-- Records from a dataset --
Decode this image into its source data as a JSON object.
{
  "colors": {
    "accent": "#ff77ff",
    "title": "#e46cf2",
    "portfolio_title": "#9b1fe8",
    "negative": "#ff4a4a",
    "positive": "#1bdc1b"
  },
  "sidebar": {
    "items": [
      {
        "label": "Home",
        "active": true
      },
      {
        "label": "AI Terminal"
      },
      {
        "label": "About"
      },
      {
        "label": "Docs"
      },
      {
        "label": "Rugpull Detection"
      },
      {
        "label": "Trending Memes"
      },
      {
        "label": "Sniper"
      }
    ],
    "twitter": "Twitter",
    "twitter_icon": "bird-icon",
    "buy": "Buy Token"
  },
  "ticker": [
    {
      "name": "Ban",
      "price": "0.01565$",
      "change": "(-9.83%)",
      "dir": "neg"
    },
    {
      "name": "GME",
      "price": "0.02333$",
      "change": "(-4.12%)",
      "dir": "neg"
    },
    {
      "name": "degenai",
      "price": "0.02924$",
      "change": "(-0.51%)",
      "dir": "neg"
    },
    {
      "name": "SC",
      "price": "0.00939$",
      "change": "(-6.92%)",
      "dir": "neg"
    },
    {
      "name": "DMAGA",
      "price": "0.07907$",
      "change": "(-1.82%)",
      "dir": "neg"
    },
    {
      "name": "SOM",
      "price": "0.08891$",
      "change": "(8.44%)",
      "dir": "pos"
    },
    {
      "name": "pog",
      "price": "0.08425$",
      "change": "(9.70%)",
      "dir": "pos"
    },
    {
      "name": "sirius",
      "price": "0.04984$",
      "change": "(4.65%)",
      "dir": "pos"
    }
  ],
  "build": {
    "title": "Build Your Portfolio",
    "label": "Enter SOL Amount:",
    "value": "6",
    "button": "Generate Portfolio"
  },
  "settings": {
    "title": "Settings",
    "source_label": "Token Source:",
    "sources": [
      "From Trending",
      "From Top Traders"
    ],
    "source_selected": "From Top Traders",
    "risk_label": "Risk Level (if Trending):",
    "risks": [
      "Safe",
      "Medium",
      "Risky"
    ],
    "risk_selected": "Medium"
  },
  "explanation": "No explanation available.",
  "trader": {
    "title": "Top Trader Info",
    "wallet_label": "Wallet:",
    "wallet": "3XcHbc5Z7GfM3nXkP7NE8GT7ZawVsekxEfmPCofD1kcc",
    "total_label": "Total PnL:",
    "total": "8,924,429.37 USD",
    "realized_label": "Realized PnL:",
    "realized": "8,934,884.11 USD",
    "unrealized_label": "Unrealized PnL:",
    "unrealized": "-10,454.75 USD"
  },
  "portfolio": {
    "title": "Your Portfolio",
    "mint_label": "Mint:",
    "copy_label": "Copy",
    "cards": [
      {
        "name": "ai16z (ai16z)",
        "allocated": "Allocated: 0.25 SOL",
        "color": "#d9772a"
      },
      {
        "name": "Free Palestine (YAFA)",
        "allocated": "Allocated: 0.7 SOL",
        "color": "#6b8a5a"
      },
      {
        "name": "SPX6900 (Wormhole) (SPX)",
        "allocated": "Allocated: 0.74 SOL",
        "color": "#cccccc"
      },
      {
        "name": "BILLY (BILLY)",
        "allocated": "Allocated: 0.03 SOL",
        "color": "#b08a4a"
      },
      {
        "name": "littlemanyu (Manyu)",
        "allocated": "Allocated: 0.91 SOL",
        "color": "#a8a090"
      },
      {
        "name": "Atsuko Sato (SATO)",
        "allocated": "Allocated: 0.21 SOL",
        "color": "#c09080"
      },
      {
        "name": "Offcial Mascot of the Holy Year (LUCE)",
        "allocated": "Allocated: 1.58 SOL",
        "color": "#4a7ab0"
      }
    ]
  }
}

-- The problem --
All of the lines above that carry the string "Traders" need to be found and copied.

-- Your solution --
      "From Top Traders"
    "source_selected": "From Top Traders",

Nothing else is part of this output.